By Layne Parmenter
Teachers Lori Sands and Amber Johnson are rightfully proud of the Bridges program housed at Swift Creek High School. Sands explained just one example, among many, of recent success: “We had a student in our program that didn’t have much confidence, and he didn’t believe that by himself he’d ever drive. He didn’t think he’d ever have a job and work on his own, and now he’s done all three.”
Bridges is a post-high school to age 21 program for students with significant disabilities that aims to prepare students, where possible, to live independently––or as independently as they can.
Johnson and Sands are currently the entire staff at the SCHS facility dedicated to helping their students take what they’ve learned in high school and apply that to real life. They leverage math skills into learning to cook, hunting for jobs, budgeting money and shopping. They teach students about how to enjoy leisure time activities, develop social skills, and they go to a local gym, Peak Fitness, each day to understand the importance of living and maintaining a healthy lifestyle throughout their lives.
Johnson said, “I promise what we’re doing is going to help them and it is really individualized even though we do a lot of group activities. I want parents to understand that I’m not just sticking them into one path. It really does depend on your student’s needs and what the parents’ vision is– –I’m here to work with them, not against them.”
Swift Creek High School principal, David Cazier, shared his gratitude for the work Sands and Johnson do every day: “Kudos to these two because they really do a lot of planning, preparation and thinking outside the box–– this year particularly––to make things work.There are so many things that go into their work like the public relations piece, having to go and talk to businesses, and supporting students in their work, and coordinating transportation to get the students to and from the workplace.”
Cazier also explained that there isn’t a curriculum for this type of instruction and Johnson/ Sands organize the entire program on their own. “They really pieced together some great components to allow these students to get as close to independence as they can.”
One essential pillar supporting Bridges is community willingness to engage with students and offer opportunities for them to learn in local businesses. Johnson said, “People in the community are open arms. They welcome our students, praise them, and support them. It’s just been wonderful for these kids to be able to work at places like SVI Media, Skyview Lanes, Bomgaars, Tractor Supply, Salt River Grill, Broulims, the community library, Wyoming Traders and Parkland USA, to name just a few.”
Johnson explained that businesses have universally said yes to working with Bridges students. Often businesses will offer to let students shadow another employee to learn specific skills, but on some occasions students are able to go work independently which is always a confidence builder. Right now Bridges has three students working independently in the community.
Johnson came to the program seven years ago, and commented that several years prior to her arrival, the district had noticed that the students, who at that point remained at the high school to continue their education, would see their peers graduating, going on missions for the LDS Church, getting married, and they felt stuck.

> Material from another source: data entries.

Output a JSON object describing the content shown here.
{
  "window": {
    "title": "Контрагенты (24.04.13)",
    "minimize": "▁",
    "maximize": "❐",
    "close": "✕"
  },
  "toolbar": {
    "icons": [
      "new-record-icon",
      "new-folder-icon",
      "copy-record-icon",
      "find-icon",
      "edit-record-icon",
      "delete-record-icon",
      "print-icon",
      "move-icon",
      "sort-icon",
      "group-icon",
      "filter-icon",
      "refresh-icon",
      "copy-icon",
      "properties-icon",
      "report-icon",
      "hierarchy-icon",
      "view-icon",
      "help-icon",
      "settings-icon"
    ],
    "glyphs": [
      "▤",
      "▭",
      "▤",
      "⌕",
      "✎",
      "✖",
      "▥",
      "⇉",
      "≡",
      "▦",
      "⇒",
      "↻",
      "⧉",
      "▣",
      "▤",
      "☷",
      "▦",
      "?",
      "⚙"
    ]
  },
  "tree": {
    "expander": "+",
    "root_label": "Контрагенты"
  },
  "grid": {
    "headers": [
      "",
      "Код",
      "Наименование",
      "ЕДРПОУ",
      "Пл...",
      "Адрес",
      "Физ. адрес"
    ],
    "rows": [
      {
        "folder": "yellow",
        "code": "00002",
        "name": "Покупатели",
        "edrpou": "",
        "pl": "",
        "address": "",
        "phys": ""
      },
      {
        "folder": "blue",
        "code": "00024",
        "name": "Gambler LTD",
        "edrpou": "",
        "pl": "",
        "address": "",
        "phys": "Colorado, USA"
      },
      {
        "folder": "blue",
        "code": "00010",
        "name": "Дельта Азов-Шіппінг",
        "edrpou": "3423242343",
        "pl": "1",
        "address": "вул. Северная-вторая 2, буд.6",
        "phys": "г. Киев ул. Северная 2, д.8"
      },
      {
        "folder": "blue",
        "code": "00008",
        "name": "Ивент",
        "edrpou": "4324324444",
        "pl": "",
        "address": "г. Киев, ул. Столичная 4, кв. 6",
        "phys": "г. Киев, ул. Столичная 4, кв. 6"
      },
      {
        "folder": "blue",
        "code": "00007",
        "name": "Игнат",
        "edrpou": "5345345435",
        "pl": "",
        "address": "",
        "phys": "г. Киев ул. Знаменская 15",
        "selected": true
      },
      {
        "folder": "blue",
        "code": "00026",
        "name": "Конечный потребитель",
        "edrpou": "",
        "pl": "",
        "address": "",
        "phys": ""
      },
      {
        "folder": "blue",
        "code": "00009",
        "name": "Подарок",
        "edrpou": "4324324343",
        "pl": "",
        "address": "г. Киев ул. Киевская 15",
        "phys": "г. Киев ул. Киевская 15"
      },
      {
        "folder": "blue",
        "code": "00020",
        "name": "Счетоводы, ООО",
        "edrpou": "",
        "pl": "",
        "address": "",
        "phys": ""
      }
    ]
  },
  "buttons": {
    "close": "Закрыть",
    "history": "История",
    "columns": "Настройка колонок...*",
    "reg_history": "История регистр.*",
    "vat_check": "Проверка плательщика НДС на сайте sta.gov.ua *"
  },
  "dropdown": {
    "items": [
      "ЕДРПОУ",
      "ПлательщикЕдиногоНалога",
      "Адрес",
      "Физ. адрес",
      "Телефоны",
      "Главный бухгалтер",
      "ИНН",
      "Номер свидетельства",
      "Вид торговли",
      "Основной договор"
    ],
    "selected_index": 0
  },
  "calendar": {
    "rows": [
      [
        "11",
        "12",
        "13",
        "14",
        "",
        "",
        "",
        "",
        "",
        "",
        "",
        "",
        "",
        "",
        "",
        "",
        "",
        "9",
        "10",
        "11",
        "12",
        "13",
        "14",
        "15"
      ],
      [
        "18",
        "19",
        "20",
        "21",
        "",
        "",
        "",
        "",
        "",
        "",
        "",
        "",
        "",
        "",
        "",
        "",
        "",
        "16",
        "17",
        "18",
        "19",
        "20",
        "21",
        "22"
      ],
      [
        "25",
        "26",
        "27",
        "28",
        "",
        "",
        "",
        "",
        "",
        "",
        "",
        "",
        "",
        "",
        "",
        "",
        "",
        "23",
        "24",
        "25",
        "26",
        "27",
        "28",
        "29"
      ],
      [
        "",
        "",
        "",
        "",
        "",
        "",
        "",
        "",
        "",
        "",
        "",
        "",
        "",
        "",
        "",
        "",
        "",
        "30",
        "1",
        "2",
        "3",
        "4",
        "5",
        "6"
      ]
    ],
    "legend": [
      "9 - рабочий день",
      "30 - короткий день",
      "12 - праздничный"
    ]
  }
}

Subsequently the Bridges program was born and located at Swift Creek High School. It started with one or two students and currently has eight.
Johnson explained, “Right now. I feel like we’re rocking it the way we are. Kids are able to have a little bit more independence and a little room to grow, versus being told when to breathe and move and all those things that kind of happen sometimes when we’re in school because we need it to be highly structured. We still have a lot of structure here but we also give them a little bit of time to think and a little time to experiment with what they know in a safe space.”
Both Sands and Johnson expressed a willingness to host parents of potential students on a visit to find out more about the program. “We’re always willing to have people come in and check us out and see what’s going on. We’re happy to answer people’s questions if there are things they don’t know. We know they get really comfortable at the high school and students are happy, but I’ve never had a student come over here who wasn’t happy, or a parent that was unsatisfied with what we’re doing.”